Dunhill's Deco Treasures
The Vintage Collection
It's 7:22 on a cold March morning, and he can feel the damp ground through his shoes, but Stephen di Renza, Dunhill's accessories guru, is on a mission, scouring Paris' antiques flea markets for vintage Dunhill lighters, silver airplane models, Art Deco hat stands, shagreen cigarette cases.
"You have to be restrained as you look. So much of this is about taking what you find and putting it in a new context," says di Renza, snapping up a 1920s fine-waffle-weave white-linen tuxedo vest at one stand, debating between ornamented silver swizzle sticks at another. All the while he scans the tables and chats, in fluent French, with the proprietors he has come to know during his years of making the vintage rounds in France and England.
Tall and thin, di Renza, the former Paris fashion director for Neiman Marcus and Bergdorf Goodman, looks like actor Jeff Goldblum, if Goldblum wore antique tortoiseshell glasses and spoke American English with the syntax of a man who's lived half his life abroad. "This is really a celebration of artisanal work, eh?"
Di Renza, 43, is a retro-cool forager searching out original Dunhill products and others with a like-minded aesthetic to include in the Vintage Collection, which is distributed to just five of the company's 75 stores. The store at Paris' 15 Rue de la Paix (one of three Dunhill stores in the city), just off Place Vendôme, has the largest assortment of di Renza's finds; Dunhill boutiques in New York, Tokyo, Osaka, and Hong Kong each have a number of cases displaying vintage objects, such as elegantly engraved travel, grooming, and bar accessories.
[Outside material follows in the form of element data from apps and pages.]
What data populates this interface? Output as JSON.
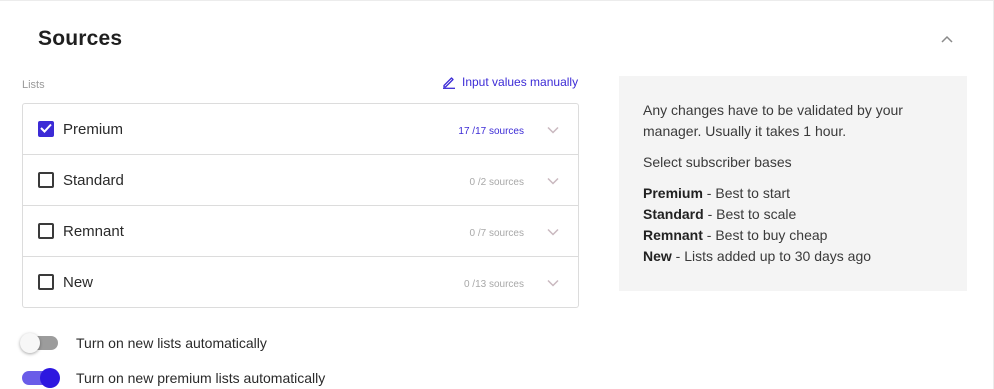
{
  "section": {
    "title": "Sources"
  },
  "lists": {
    "label": "Lists",
    "manual_link": "Input values manually",
    "items": [
      {
        "name": "Premium",
        "checked": true,
        "count": "17 /17  sources"
      },
      {
        "name": "Standard",
        "checked": false,
        "count": "0 /2 sources"
      },
      {
        "name": "Remnant",
        "checked": false,
        "count": "0 /7 sources"
      },
      {
        "name": "New",
        "checked": false,
        "count": "0 /13 sources"
      }
    ]
  },
  "info": {
    "note": "Any changes have to be validated by your manager. Usually it takes 1 hour.",
    "select_heading": "Select subscriber bases",
    "legend": [
      {
        "term": "Premium",
        "desc": " - Best to start"
      },
      {
        "term": "Standard",
        "desc": " - Best to scale"
      },
      {
        "term": "Remnant",
        "desc": " - Best to buy cheap"
      },
      {
        "term": "New",
        "desc": " - Lists added up to 30 days ago"
      }
    ]
  },
  "toggles": [
    {
      "label": "Turn on new lists automatically",
      "on": false
    },
    {
      "label": "Turn on new premium lists automatically",
      "on": true
    }
  ],
  "colors": {
    "accent": "#3c2bd6",
    "toggle_on_track": "#6a5ce8",
    "toggle_off_track": "#9c9c9c",
    "panel_bg": "#f4f4f4"
  },
  "icons": {
    "collapse": "chevron-up-icon",
    "manual": "pencil-icon",
    "row_expand": "chevron-down-icon",
    "check": "check-icon"
  }
}
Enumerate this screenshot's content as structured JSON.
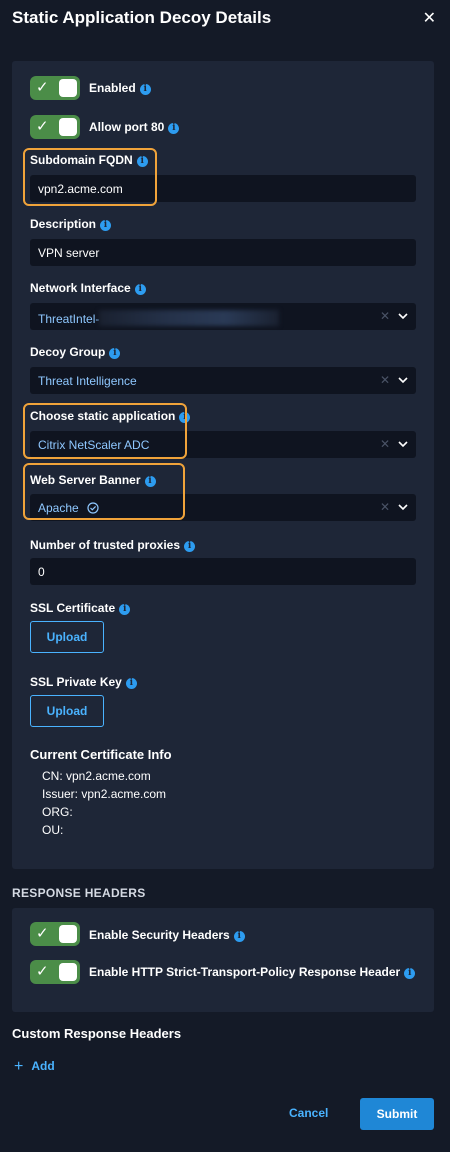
{
  "header": {
    "title": "Static Application Decoy Details",
    "close_icon": "close-icon"
  },
  "toggles": {
    "enabled": {
      "label": "Enabled",
      "on": true
    },
    "allow_port_80": {
      "label": "Allow port 80",
      "on": true
    }
  },
  "fields": {
    "subdomain": {
      "label": "Subdomain FQDN",
      "value": "vpn2.acme.com"
    },
    "description": {
      "label": "Description",
      "value": "VPN server"
    },
    "network_interface": {
      "label": "Network Interface",
      "value": "ThreatIntel-"
    },
    "decoy_group": {
      "label": "Decoy Group",
      "value": "Threat Intelligence"
    },
    "static_application": {
      "label": "Choose static application",
      "value": "Citrix NetScaler ADC"
    },
    "web_server_banner": {
      "label": "Web Server Banner",
      "value": "Apache"
    },
    "trusted_proxies": {
      "label": "Number of trusted proxies",
      "value": "0"
    }
  },
  "ssl": {
    "certificate_label": "SSL Certificate",
    "private_key_label": "SSL Private Key",
    "upload_label": "Upload"
  },
  "certificate_info": {
    "title": "Current Certificate Info",
    "cn": "CN: vpn2.acme.com",
    "issuer": "Issuer: vpn2.acme.com",
    "org": "ORG:",
    "ou": "OU:"
  },
  "response_headers": {
    "section_title": "RESPONSE HEADERS",
    "security_headers_label": "Enable Security Headers",
    "hsts_label": "Enable HTTP Strict-Transport-Policy Response Header"
  },
  "custom_headers": {
    "title": "Custom Response Headers",
    "add_label": "Add"
  },
  "footer": {
    "cancel_label": "Cancel",
    "submit_label": "Submit"
  },
  "colors": {
    "background": "#141a27",
    "panel": "#1e2637",
    "toggle_on": "#4b8d48",
    "accent": "#4ab3ff",
    "highlight": "#f0a33a",
    "submit": "#1f87d6"
  }
}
"We're not inventing history. This is what we really do and what we've always done," he says. "Alfred Dunhill was a person who gave a real twist to his things: They were high-quality but fun, or a little wacky, or involved a little gadgetry, but always high-quality."
In the 1890s, Dunhill, an eccentric inventor, transformed his family's London saddlery business into a store for motoring accessories, termed "motorities," posh paraphernalia like bespoke leather coats and custom-designed lights engineered for Rolls-Royce interiors. He followed with aeronautical accessories termed "avorities." In 1907, Dunhill opened his first tobacco shop in St. James's, selling lighters for which the company is still well known. In 1924 he came to Paris and, unable to obtain a tobacco permit, started to sell cocktail and smoking accessories.
Since Dunhill's original British shops were destroyed during World War II, 15 Rue de la Paix is the only prewar shop left. Over the years, it has been redecorated to follow contemporary tastes. Last January, di Renza turned it into a laboratory for vintage chic, restoring the original mahogany window frames, uncovering the marble floors, and reintroducing a powerful sense of privileged craftsmanship. The wares include handcrafted silver and gold retractable pencils ($220-$980) and elegant pieces such as a cobalt-blue crystal Baccarat pitcher, used to serve pastis ($1,525), and a silver-plated Christofle ice bucket ($595).
Di Renza also added contemporary luxuries inspired by the past, installing a "white shirt bar" with 100 varieties of cottons, linens, and silks, presided over by Marc Lauwers, one of the last French master shirt-pattern makers. The shirts are produced in the only remaining factory in France that handsews them, from the collars to the buttonholes. Di Renza also commissioned craftsmen to make a limited-edition supple leather motoring coat ($4,270-$7,860), based on Dunhill's original turn-of-the-century design.
"Our other small handsewn leather goods come from an artisan who apprenticed as a young man at Hermès," says di Renza. "These are lined only in skin, with no cardboard. The edges are not dyed, they're burnt with a hot iron and then with beeswax. This is how things were done years ago, which is why, when you find something from the 1930s, it still exists."
Furniture, most of it antique, is for sale, too, and di Renza replaces it every 15 days, calling on designers and artisans to exhibit their finds.
A few times a season he hits the road, going with the 7 a.m. "stampede" of antiques dealers into various halles d'exposition in big cities and small villages throughout France and northern England, where he has developed his own network of dealers.
Di Renza's strategy appears to be working. Sting, for example, who is noted for his impeccable eclectic tastes, recently browsed at 15 Rue de la Paix among the original bronze hood ornaments, mounted on marble and representing the Greek goddess Nike, a Polo player, and a downhill skier—all the fruits of di Renza's relentless search.
"What's so wonderful is that the artisans still exist," he says. "Clearly it's not a path chosen by many. It's a niche. It's niche, eh?"
Dunhill, 15 Rue de la Paix, Paris, 33-1-42-61-58-40. The Vintage Collection is also available at other select locations; www.dunhill.com.